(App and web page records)
+---+

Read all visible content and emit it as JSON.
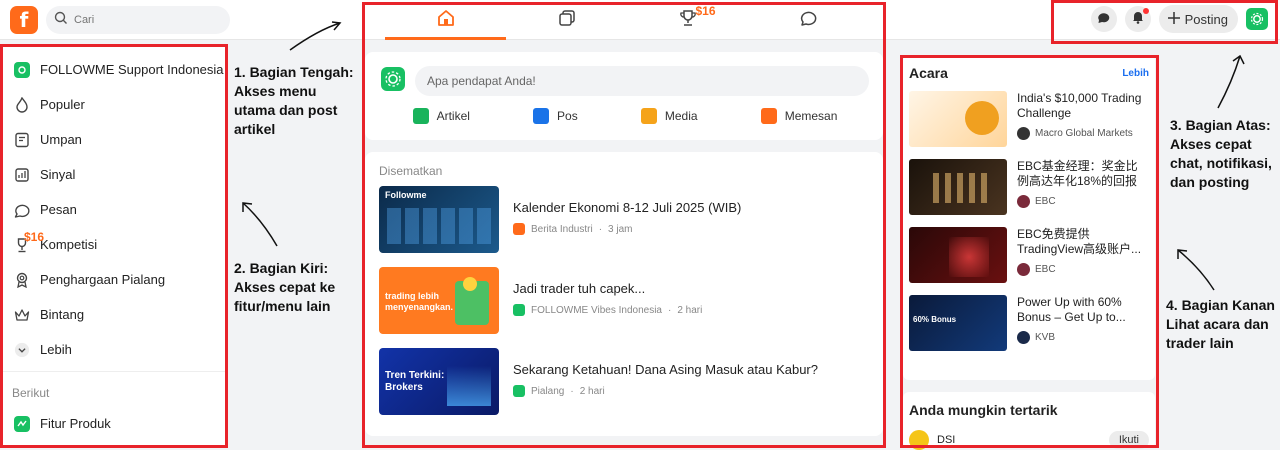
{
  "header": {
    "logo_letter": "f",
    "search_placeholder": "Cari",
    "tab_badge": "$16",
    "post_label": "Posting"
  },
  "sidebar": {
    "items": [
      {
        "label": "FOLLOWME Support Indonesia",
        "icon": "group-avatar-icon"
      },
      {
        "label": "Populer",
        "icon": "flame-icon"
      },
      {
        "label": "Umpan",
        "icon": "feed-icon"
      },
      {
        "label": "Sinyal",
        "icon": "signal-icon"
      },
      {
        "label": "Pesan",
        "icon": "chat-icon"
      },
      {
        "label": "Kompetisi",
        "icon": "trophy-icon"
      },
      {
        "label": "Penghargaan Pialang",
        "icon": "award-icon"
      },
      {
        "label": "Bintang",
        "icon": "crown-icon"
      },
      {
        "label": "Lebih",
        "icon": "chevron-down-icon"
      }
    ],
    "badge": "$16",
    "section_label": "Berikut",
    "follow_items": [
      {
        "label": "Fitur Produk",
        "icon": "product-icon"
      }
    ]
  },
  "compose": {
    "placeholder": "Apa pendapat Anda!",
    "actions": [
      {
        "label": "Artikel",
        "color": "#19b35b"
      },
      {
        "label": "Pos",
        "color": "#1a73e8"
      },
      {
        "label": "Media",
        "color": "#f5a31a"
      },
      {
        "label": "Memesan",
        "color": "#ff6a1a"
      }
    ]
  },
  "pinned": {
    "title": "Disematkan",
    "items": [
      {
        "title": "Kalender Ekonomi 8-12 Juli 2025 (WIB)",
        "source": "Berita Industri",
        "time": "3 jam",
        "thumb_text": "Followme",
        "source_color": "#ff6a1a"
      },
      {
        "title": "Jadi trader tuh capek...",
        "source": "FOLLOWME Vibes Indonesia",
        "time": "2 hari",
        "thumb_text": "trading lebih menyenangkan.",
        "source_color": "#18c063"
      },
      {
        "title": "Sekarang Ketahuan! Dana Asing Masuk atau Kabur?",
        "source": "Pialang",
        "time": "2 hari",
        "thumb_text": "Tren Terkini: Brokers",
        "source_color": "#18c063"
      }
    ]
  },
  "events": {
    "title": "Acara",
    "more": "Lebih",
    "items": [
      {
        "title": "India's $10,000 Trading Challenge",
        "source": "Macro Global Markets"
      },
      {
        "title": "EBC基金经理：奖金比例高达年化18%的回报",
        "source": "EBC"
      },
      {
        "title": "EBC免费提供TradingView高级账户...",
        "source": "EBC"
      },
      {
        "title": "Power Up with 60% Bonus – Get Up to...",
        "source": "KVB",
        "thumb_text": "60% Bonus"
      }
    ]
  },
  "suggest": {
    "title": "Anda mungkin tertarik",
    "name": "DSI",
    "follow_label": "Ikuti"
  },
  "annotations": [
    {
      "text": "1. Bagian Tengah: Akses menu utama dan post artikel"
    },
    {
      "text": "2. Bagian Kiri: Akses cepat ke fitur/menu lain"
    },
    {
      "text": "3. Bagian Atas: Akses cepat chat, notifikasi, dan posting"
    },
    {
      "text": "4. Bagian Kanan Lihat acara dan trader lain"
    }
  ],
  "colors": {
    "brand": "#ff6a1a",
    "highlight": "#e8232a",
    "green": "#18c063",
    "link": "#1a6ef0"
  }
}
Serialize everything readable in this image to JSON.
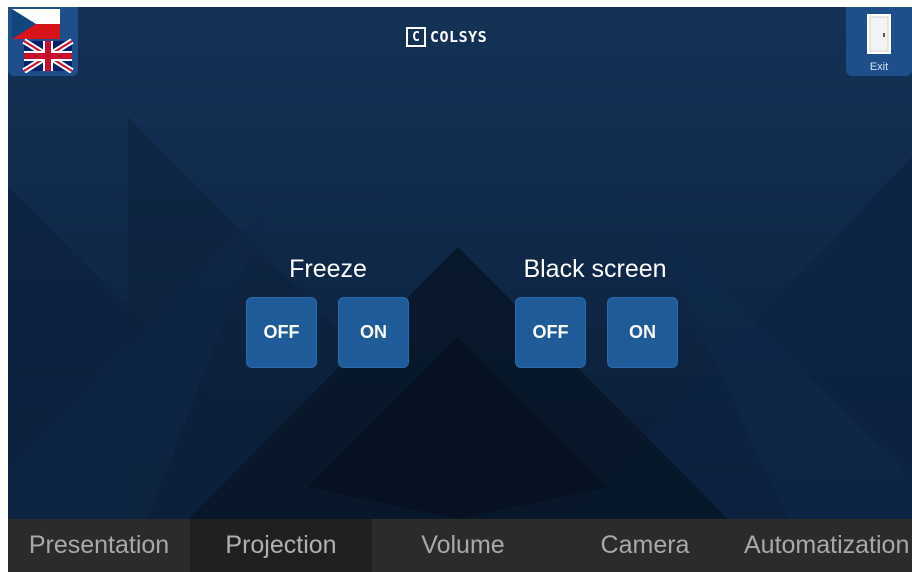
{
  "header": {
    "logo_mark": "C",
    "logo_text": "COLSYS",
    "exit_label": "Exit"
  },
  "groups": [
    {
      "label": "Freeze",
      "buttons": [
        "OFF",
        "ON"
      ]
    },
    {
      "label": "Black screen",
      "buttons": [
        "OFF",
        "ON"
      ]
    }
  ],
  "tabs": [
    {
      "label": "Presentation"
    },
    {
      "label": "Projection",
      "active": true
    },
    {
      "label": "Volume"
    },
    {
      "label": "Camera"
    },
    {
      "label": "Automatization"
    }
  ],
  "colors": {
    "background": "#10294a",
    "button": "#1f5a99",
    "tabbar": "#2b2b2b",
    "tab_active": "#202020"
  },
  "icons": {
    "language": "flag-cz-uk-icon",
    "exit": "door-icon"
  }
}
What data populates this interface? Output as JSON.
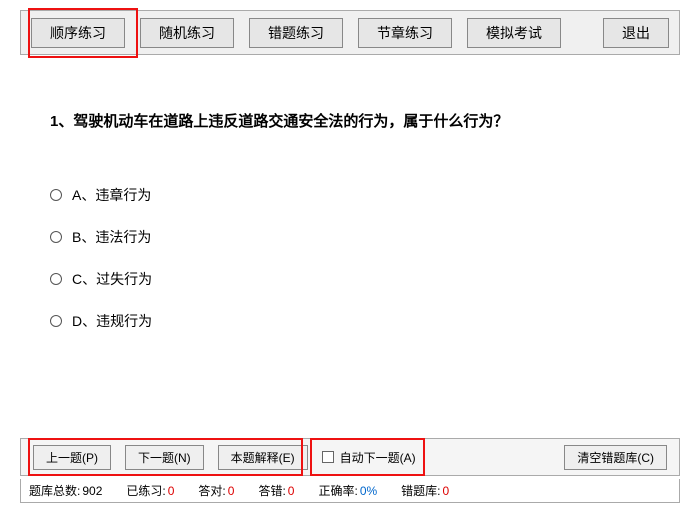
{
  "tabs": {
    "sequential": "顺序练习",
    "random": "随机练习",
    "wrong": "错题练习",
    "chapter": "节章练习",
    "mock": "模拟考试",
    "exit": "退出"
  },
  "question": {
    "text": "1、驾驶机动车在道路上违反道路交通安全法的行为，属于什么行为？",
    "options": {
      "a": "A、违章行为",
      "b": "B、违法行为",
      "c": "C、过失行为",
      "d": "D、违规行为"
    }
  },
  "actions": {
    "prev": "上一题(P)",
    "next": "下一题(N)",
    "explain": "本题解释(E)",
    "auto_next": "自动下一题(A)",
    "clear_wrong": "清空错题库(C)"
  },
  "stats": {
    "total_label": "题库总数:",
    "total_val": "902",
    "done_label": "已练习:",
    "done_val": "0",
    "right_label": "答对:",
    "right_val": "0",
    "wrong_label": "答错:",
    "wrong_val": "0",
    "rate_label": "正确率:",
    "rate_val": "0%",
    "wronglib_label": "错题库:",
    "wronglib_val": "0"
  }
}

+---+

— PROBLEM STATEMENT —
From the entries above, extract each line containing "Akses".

— THE ANSWER —
      "text": "1. Bagian Tengah: Akses menu utama dan post artikel"
      "text": "2. Bagian Kiri: Akses cepat ke fitur/menu lain"
      "text": "3. Bagian Atas: Akses cepat chat, notifikasi, dan posting"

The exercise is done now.